Have you ever wanted to work for a PR agency, but didn’t know quite what they were looking for or how to tailor your résumé to suit? Or do you see opportunities in today’s rapidly evolving market but don’t seem to be getting the requisite attention from agencies or recruiters?
I was thinking about this a lot recently. I have changed careers on three different continents (North America, Europe, and Africa), taken an extended career break, looked for work during more than one recession, and spent hours adapting my résumé for countless opportunities. I know it can be challenging and frustrating even in the best of times.
So, when our boutique agency recently completed the process of hiring a new associate, I was reminded of everything I learned along the way. Here are five tips for PR career seekers during a challenging job market:
1. Are your skills a fit for the role?
Agencies take the hiring process very seriously and put a lot of work into developing a detailed job description that accurately reflects the position so candidates know exactly what the job will entail before taking the step to apply. While you will want to stretch yourself to find bigger roles, you need to ensure at least some of your existing skills are the right fit.
Countless résumés I’ve reviewed don’t come close to matching the stated qualifications for the position. Take the time to read all of the job description before determining whether to apply.
2. Know your audience.
In PR we stress the importance of knowing your audience before you pitch a reporter. The same rule applies when seeking a job. Take the time to research the company you are applying to and make sure your application reflects that knowledge. Though you may have a wealth of experience in SEO in the retail industry, for example, if the job in question is looking for an experienced media pitcher who understands security technology, you might need to rethink how you frame that experience.
It is imperative to draw a direct line between your qualifications and the featured services of the agency to which you are applying to be considered for the role.
3. Details and proofreading matter.
We evaluate each résumé we receive rather than using automation tools to streamline the process. This is time-intensive and means we take a very disciplined approach. There are certain no-no’s that will quickly disqualify a candidate. And in the business of communications, grammatical or spelling errors is one such non-starter. A core part of our service delivery is content development: media pitches, blogs, press releases, etc. The quality of that content is paramount to our clients and the reporters we work with. If an applicant’s résumé and cover letter contain errors, it doesn’t inspire confidence. Proof your résumé carefully, several times.
4. Skip the automation tools.
Speaking of automation tools, I know they exist for creating résumés as well as for evaluating them. I’ve already said we avoid the latter. I’d recommend you avoid the former, too.
To be candid, the quality of these automated résumés is often poor and riddled with formatting errors. Technology and automation have so many benefits, but when it comes to résumés, the personal touch matters. If you opt for one of these tools, use it as a base to build a résumé, don’t rely on it for the final product.
5. Cover letters can make or break it.
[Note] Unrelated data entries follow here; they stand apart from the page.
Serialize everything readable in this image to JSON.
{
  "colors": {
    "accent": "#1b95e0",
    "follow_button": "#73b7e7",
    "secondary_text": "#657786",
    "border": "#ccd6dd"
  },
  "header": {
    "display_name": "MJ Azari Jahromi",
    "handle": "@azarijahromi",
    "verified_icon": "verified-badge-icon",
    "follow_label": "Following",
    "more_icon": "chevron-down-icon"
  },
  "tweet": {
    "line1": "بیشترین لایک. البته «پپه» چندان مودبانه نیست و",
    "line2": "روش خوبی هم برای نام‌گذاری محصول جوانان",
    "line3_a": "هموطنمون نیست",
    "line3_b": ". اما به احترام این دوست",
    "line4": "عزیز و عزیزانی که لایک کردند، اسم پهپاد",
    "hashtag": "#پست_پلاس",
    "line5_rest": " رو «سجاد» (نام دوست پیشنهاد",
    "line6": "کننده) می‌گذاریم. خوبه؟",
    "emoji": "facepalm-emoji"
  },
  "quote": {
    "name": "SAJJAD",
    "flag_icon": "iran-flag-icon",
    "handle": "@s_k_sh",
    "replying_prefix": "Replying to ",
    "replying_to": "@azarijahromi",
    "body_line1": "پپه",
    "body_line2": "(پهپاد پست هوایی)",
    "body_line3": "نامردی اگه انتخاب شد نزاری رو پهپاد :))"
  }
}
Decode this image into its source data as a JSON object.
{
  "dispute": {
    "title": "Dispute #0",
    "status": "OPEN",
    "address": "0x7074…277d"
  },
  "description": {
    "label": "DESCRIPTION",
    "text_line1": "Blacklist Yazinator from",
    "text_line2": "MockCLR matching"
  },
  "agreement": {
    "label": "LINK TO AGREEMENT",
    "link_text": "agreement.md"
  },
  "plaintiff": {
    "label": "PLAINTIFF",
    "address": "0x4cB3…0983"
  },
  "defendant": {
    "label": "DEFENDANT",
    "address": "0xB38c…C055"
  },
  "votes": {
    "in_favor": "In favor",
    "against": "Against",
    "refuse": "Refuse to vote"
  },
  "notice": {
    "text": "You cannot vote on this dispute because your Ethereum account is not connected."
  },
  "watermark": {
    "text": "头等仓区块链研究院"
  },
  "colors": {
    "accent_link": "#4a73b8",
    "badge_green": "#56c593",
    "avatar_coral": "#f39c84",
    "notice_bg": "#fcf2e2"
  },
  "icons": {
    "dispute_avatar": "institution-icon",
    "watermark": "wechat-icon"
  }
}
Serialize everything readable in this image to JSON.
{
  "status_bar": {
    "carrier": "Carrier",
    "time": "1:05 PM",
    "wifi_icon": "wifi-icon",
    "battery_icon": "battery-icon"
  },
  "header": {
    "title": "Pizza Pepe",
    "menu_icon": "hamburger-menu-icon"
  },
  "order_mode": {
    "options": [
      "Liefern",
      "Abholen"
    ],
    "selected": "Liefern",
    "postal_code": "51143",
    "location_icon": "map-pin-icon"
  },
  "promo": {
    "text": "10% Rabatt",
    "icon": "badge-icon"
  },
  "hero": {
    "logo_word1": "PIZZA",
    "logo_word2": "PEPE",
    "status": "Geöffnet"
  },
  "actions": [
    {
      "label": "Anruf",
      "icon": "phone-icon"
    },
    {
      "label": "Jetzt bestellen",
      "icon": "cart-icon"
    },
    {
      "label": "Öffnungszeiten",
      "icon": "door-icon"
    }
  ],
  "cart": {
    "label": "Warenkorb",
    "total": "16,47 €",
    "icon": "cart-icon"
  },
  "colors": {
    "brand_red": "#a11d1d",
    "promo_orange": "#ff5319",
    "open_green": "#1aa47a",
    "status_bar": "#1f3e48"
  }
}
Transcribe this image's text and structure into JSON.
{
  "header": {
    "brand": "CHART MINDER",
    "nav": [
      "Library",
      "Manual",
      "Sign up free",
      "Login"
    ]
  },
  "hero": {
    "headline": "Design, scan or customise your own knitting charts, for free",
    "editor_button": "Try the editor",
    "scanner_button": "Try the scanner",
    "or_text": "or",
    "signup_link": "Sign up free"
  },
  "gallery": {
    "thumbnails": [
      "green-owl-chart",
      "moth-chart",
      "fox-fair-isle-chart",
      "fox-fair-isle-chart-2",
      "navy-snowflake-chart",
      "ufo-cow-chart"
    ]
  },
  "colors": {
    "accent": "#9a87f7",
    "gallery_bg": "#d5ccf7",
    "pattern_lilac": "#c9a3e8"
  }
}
This might seem like an optional extra—or in some cases a little old-school. However, the cover letter is a must for us. While a résumé gives an overview of your qualifications, a cover letter provides depth and insight, revealing your personality, the level of interest and enthusiasm you bring and your writing style.
This is an applicant’s opportunity to stand apart and shine. Be sure to leverage that opportunity. And if an application specifically requests a cover letter, then send a cover letter. It isn’t optional.
A résumé is just the first step in the recruitment process, but it is a crucial one. You wouldn’t show up to an interview less than prepared, so treat your résumé in the same way. Spend the time to get it right and make it relevant. And remember before you send it, check it again, and again. Then one more time—just in case.
Trish Wainwright is COO of Plat4orm. A results-focused communications specialist with over 20 years of global corporate, technology and non-profit experience, she has extensively worked with high-profile clients including Microsoft, where she worked across a number of teams including Legal and Corporate Affairs, Anti-Piracy programs and Worldwide Public Sector.